[Task item]
What is wanted is the full listing, word for word, without its pictures.

-- -- --

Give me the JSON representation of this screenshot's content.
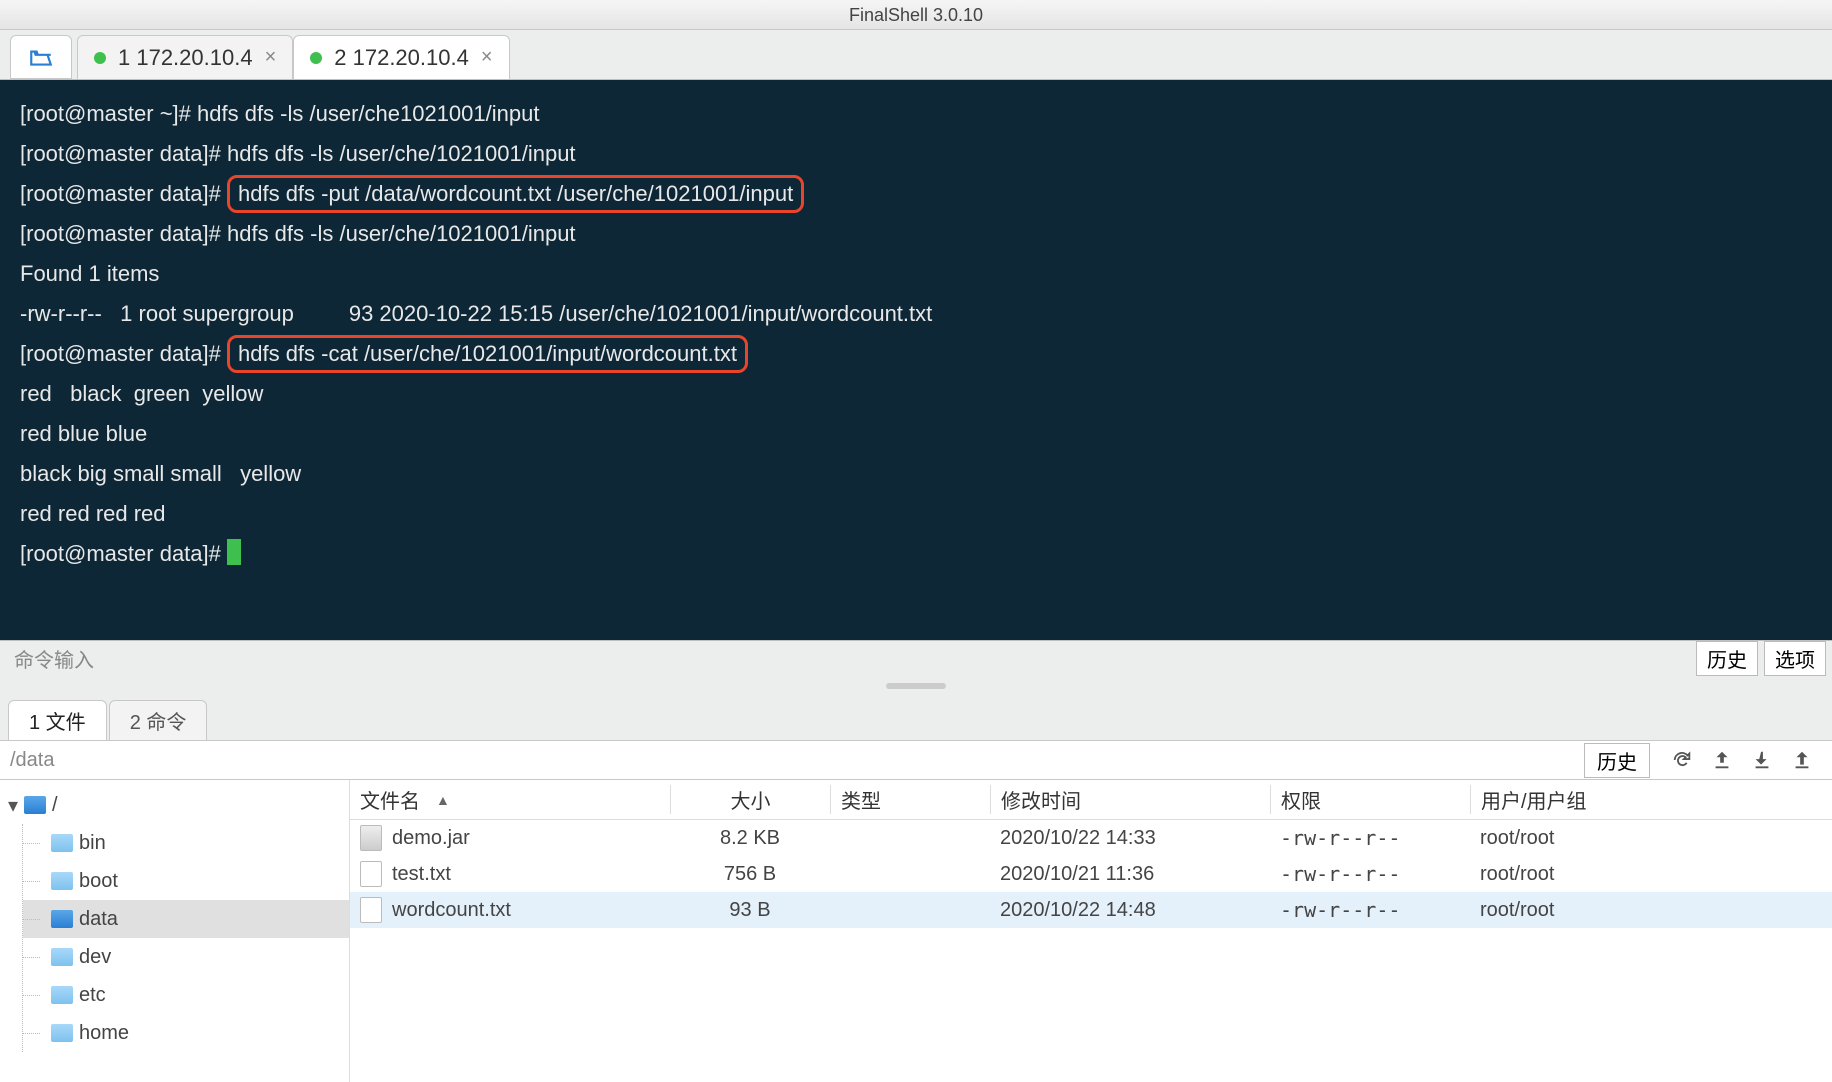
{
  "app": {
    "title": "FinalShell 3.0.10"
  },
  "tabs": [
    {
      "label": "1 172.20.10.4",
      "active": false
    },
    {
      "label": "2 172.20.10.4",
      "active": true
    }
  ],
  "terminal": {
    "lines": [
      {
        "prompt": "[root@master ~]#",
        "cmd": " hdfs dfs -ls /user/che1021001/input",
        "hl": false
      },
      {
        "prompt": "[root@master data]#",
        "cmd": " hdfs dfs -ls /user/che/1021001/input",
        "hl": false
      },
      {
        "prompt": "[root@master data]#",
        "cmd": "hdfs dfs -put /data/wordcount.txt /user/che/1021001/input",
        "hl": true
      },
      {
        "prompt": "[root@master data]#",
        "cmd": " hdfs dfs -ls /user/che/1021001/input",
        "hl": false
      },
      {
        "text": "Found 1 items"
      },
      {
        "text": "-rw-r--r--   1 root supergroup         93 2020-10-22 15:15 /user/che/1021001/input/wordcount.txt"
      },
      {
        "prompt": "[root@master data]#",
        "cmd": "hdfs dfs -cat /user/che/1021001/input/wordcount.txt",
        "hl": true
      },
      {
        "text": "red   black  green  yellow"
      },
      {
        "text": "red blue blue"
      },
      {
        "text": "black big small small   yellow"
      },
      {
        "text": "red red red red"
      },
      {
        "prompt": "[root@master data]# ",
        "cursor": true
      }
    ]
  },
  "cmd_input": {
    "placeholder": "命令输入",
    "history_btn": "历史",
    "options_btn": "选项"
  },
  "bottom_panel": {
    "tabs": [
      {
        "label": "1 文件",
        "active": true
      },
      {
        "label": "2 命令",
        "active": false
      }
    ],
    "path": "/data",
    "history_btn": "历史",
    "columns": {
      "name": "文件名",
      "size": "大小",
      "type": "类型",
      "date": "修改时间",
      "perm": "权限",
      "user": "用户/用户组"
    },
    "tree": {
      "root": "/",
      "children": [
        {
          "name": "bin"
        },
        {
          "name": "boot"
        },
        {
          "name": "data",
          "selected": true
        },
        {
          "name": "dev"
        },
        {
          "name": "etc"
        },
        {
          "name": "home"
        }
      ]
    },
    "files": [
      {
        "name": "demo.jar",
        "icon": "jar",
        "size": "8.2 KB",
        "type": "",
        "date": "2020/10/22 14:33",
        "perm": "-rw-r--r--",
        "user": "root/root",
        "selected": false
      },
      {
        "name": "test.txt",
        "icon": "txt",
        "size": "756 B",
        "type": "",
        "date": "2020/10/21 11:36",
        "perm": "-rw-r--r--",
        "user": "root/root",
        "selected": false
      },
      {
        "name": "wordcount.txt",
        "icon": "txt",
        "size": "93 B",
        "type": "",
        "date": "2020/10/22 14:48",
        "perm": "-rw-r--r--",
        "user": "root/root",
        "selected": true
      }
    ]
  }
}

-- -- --

[Answer area]
Give me the JSON representation of this screenshot's content.
{
  "app": {
    "title": "FinalShell 3.0.10"
  },
  "tabs": [
    {
      "label": "1 172.20.10.4",
      "active": false
    },
    {
      "label": "2 172.20.10.4",
      "active": true
    }
  ],
  "terminal": {
    "lines": [
      {
        "prompt": "[root@master ~]#",
        "cmd": " hdfs dfs -ls /user/che1021001/input",
        "hl": false
      },
      {
        "prompt": "[root@master data]#",
        "cmd": " hdfs dfs -ls /user/che/1021001/input",
        "hl": false
      },
      {
        "prompt": "[root@master data]#",
        "cmd": "hdfs dfs -put /data/wordcount.txt /user/che/1021001/input",
        "hl": true
      },
      {
        "prompt": "[root@master data]#",
        "cmd": " hdfs dfs -ls /user/che/1021001/input",
        "hl": false
      },
      {
        "text": "Found 1 items"
      },
      {
        "text": "-rw-r--r--   1 root supergroup         93 2020-10-22 15:15 /user/che/1021001/input/wordcount.txt"
      },
      {
        "prompt": "[root@master data]#",
        "cmd": "hdfs dfs -cat /user/che/1021001/input/wordcount.txt",
        "hl": true
      },
      {
        "text": "red   black  green  yellow"
      },
      {
        "text": "red blue blue"
      },
      {
        "text": "black big small small   yellow"
      },
      {
        "text": "red red red red"
      },
      {
        "prompt": "[root@master data]# ",
        "cursor": true
      }
    ]
  },
  "cmd_input": {
    "placeholder": "命令输入",
    "history_btn": "历史",
    "options_btn": "选项"
  },
  "bottom_panel": {
    "tabs": [
      {
        "label": "1 文件",
        "active": true
      },
      {
        "label": "2 命令",
        "active": false
      }
    ],
    "path": "/data",
    "history_btn": "历史",
    "columns": {
      "name": "文件名",
      "size": "大小",
      "type": "类型",
      "date": "修改时间",
      "perm": "权限",
      "user": "用户/用户组"
    },
    "tree": {
      "root": "/",
      "children": [
        {
          "name": "bin"
        },
        {
          "name": "boot"
        },
        {
          "name": "data",
          "selected": true
        },
        {
          "name": "dev"
        },
        {
          "name": "etc"
        },
        {
          "name": "home"
        }
      ]
    },
    "files": [
      {
        "name": "demo.jar",
        "icon": "jar",
        "size": "8.2 KB",
        "type": "",
        "date": "2020/10/22 14:33",
        "perm": "-rw-r--r--",
        "user": "root/root",
        "selected": false
      },
      {
        "name": "test.txt",
        "icon": "txt",
        "size": "756 B",
        "type": "",
        "date": "2020/10/21 11:36",
        "perm": "-rw-r--r--",
        "user": "root/root",
        "selected": false
      },
      {
        "name": "wordcount.txt",
        "icon": "txt",
        "size": "93 B",
        "type": "",
        "date": "2020/10/22 14:48",
        "perm": "-rw-r--r--",
        "user": "root/root",
        "selected": true
      }
    ]
  }
}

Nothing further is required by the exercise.